Which lines of the entries hold the string "number"? Copy each one.

- Opening Delimiter -

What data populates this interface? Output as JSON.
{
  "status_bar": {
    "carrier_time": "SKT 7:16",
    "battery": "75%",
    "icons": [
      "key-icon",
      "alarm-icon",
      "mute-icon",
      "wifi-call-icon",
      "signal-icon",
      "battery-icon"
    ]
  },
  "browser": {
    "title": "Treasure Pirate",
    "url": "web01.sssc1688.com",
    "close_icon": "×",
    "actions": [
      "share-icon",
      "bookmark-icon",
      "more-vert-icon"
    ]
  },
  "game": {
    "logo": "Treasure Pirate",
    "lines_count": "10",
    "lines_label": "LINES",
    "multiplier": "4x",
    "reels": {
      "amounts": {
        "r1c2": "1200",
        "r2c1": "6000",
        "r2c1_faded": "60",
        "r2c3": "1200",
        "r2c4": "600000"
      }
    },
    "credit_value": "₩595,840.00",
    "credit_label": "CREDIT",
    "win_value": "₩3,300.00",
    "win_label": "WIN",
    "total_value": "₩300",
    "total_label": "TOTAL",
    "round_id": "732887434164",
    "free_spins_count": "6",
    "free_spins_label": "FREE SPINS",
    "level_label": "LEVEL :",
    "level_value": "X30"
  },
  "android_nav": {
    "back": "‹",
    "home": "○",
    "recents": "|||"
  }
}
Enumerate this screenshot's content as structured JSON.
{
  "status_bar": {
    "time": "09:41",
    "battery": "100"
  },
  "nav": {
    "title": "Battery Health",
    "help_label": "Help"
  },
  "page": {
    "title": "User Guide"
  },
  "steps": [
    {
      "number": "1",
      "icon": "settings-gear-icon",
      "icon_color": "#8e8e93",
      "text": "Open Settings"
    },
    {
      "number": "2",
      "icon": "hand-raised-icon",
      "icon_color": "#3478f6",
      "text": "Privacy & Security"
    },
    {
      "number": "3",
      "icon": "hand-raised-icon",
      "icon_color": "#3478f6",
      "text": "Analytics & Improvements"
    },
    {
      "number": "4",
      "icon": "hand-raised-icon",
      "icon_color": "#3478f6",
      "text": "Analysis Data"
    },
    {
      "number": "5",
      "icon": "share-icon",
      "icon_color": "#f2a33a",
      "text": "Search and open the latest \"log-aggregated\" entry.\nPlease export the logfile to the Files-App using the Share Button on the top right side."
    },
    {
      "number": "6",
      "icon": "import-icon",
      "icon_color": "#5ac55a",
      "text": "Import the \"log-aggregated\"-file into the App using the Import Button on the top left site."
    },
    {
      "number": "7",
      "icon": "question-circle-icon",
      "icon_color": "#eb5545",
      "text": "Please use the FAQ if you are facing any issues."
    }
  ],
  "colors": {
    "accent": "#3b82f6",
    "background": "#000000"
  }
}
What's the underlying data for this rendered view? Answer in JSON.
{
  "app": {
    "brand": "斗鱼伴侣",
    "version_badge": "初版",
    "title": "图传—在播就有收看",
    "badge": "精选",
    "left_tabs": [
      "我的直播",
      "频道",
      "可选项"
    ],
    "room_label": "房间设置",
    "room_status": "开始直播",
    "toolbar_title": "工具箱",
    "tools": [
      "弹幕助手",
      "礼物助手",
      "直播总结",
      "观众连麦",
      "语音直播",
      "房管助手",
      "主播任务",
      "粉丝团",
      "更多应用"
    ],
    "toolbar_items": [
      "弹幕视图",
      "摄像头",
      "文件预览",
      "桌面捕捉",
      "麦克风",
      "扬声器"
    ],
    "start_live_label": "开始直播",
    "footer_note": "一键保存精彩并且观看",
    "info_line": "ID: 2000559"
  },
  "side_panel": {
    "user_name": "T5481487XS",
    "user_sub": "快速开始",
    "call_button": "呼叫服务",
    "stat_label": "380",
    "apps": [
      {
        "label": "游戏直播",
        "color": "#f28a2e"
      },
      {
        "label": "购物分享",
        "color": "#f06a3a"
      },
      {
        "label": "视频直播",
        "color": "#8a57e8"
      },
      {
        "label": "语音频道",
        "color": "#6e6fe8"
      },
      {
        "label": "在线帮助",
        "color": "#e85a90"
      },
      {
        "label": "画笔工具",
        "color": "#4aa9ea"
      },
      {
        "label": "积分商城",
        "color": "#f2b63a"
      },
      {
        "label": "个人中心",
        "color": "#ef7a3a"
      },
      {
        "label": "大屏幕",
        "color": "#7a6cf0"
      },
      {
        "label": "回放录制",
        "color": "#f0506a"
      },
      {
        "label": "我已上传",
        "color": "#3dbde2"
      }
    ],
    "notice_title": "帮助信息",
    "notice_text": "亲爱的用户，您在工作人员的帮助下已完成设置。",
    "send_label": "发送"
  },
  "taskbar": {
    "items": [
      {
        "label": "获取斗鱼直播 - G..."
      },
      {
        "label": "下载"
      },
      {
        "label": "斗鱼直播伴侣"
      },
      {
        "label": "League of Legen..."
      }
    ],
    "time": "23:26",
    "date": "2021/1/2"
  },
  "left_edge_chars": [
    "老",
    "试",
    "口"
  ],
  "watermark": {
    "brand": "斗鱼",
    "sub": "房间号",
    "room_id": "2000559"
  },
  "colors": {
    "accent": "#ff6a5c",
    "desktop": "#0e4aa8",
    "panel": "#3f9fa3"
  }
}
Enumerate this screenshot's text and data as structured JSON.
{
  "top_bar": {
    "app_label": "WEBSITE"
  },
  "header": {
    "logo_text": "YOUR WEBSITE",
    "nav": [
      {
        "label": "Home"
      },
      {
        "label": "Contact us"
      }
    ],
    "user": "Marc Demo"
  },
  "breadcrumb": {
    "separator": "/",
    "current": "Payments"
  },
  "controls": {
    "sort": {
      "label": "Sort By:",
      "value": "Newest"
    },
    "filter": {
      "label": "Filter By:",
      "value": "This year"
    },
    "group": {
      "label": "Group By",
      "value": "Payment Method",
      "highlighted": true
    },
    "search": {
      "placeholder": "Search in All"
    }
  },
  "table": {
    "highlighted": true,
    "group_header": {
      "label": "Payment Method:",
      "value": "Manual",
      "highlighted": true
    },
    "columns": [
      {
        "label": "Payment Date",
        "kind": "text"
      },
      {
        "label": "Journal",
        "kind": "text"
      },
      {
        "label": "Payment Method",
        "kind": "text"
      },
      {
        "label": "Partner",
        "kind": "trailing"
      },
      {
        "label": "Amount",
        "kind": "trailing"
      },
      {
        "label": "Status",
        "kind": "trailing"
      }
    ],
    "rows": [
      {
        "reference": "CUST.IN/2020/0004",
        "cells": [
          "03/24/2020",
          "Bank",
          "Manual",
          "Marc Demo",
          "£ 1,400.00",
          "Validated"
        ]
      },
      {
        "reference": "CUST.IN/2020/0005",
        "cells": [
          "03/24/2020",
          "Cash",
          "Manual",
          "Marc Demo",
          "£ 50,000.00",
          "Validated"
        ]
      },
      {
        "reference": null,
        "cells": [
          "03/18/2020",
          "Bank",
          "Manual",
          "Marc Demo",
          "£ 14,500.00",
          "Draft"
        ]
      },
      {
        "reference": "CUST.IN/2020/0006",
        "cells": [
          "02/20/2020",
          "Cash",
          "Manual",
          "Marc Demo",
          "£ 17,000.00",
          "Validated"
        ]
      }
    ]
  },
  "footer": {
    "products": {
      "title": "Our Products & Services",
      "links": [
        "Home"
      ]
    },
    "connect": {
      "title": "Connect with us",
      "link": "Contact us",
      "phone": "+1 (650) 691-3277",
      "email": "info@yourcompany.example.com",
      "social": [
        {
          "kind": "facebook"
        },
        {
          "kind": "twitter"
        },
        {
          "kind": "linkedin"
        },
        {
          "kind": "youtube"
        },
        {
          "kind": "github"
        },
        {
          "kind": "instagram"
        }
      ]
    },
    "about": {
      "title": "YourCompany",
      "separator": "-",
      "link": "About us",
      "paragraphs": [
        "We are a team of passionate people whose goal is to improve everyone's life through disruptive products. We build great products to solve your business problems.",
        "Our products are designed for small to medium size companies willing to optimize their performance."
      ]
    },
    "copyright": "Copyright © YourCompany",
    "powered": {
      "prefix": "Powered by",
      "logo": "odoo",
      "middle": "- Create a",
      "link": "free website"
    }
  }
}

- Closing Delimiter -

§ Exercise result:
      "number": "1",
      "number": "2",
      "number": "3",
      "number": "4",
      "number": "5",
      "number": "6",
      "number": "7",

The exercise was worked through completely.